◆ **MATERIAL SUPPLIED**

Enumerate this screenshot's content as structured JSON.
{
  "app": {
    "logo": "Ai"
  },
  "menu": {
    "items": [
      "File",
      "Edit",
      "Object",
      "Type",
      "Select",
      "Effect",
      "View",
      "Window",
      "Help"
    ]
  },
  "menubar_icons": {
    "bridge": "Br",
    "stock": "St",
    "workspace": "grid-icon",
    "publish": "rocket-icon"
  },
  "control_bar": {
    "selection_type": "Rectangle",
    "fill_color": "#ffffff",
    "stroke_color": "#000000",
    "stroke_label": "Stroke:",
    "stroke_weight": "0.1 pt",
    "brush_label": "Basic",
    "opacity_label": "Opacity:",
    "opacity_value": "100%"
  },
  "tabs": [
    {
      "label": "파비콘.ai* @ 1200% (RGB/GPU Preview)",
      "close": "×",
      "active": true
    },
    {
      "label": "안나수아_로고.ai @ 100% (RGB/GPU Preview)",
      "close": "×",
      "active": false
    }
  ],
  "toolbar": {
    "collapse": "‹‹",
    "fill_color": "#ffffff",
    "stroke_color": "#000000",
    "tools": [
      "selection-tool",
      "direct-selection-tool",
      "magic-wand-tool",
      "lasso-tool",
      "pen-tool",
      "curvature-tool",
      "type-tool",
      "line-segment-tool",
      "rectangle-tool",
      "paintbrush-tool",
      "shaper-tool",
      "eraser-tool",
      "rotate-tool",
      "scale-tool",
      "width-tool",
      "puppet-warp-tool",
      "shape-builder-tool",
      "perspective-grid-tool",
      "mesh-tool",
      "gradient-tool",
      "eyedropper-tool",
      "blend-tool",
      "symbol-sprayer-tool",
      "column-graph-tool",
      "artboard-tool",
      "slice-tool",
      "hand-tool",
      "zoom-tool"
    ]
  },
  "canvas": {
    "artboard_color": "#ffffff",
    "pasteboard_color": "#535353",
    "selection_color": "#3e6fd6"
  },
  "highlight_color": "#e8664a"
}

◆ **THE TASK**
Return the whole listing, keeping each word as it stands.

◆ **OUTPUT**
Enumerate this screenshot's content as structured JSON.
{
  "app": {
    "logo": "Ai"
  },
  "menu": {
    "items": [
      "File",
      "Edit",
      "Object",
      "Type",
      "Select",
      "Effect",
      "View",
      "Window",
      "Help"
    ]
  },
  "menubar_icons": {
    "bridge": "Br",
    "stock": "St",
    "workspace": "grid-icon",
    "publish": "rocket-icon"
  },
  "control_bar": {
    "selection_type": "Rectangle",
    "fill_color": "#ffffff",
    "stroke_color": "#000000",
    "stroke_label": "Stroke:",
    "stroke_weight": "0.1 pt",
    "brush_label": "Basic",
    "opacity_label": "Opacity:",
    "opacity_value": "100%"
  },
  "tabs": [
    {
      "label": "파비콘.ai* @ 1200% (RGB/GPU Preview)",
      "close": "×",
      "active": true
    },
    {
      "label": "안나수아_로고.ai @ 100% (RGB/GPU Preview)",
      "close": "×",
      "active": false
    }
  ],
  "toolbar": {
    "collapse": "‹‹",
    "fill_color": "#ffffff",
    "stroke_color": "#000000",
    "tools": [
      "selection-tool",
      "direct-selection-tool",
      "magic-wand-tool",
      "lasso-tool",
      "pen-tool",
      "curvature-tool",
      "type-tool",
      "line-segment-tool",
      "rectangle-tool",
      "paintbrush-tool",
      "shaper-tool",
      "eraser-tool",
      "rotate-tool",
      "scale-tool",
      "width-tool",
      "puppet-warp-tool",
      "shape-builder-tool",
      "perspective-grid-tool",
      "mesh-tool",
      "gradient-tool",
      "eyedropper-tool",
      "blend-tool",
      "symbol-sprayer-tool",
      "column-graph-tool",
      "artboard-tool",
      "slice-tool",
      "hand-tool",
      "zoom-tool"
    ]
  },
  "canvas": {
    "artboard_color": "#ffffff",
    "pasteboard_color": "#535353",
    "selection_color": "#3e6fd6"
  },
  "highlight_color": "#e8664a"
}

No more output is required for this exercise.